Below are the entries; set down each of them exactly.

[[ RECORDS FOR PROCESSING open ]]

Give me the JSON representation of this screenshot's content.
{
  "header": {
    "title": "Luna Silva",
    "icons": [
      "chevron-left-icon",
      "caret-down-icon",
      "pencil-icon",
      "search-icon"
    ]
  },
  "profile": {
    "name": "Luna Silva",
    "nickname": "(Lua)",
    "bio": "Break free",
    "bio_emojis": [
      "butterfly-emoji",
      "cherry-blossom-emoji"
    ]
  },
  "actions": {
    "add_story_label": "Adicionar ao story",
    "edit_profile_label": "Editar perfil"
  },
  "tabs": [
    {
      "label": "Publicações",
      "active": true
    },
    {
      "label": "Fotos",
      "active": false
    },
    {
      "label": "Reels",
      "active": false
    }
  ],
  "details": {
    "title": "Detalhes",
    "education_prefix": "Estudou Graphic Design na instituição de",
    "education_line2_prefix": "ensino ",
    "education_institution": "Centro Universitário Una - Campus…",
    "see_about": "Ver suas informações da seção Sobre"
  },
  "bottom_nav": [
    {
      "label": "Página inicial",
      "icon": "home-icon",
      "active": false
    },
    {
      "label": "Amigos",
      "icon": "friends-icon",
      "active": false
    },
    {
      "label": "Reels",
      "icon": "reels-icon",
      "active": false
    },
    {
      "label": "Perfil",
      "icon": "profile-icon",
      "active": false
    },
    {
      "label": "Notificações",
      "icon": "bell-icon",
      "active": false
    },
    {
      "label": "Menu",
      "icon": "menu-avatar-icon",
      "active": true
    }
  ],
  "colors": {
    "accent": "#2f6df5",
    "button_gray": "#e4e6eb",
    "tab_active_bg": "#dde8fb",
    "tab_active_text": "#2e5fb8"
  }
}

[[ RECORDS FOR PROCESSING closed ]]

> [OUTPUT FOR THIS TASK]:
Give me the JSON representation of this screenshot's content.
{
  "header": {
    "title": "Luna Silva",
    "icons": [
      "chevron-left-icon",
      "caret-down-icon",
      "pencil-icon",
      "search-icon"
    ]
  },
  "profile": {
    "name": "Luna Silva",
    "nickname": "(Lua)",
    "bio": "Break free",
    "bio_emojis": [
      "butterfly-emoji",
      "cherry-blossom-emoji"
    ]
  },
  "actions": {
    "add_story_label": "Adicionar ao story",
    "edit_profile_label": "Editar perfil"
  },
  "tabs": [
    {
      "label": "Publicações",
      "active": true
    },
    {
      "label": "Fotos",
      "active": false
    },
    {
      "label": "Reels",
      "active": false
    }
  ],
  "details": {
    "title": "Detalhes",
    "education_prefix": "Estudou Graphic Design na instituição de",
    "education_line2_prefix": "ensino ",
    "education_institution": "Centro Universitário Una - Campus…",
    "see_about": "Ver suas informações da seção Sobre"
  },
  "bottom_nav": [
    {
      "label": "Página inicial",
      "icon": "home-icon",
      "active": false
    },
    {
      "label": "Amigos",
      "icon": "friends-icon",
      "active": false
    },
    {
      "label": "Reels",
      "icon": "reels-icon",
      "active": false
    },
    {
      "label": "Perfil",
      "icon": "profile-icon",
      "active": false
    },
    {
      "label": "Notificações",
      "icon": "bell-icon",
      "active": false
    },
    {
      "label": "Menu",
      "icon": "menu-avatar-icon",
      "active": true
    }
  ],
  "colors": {
    "accent": "#2f6df5",
    "button_gray": "#e4e6eb",
    "tab_active_bg": "#dde8fb",
    "tab_active_text": "#2e5fb8"
  }
}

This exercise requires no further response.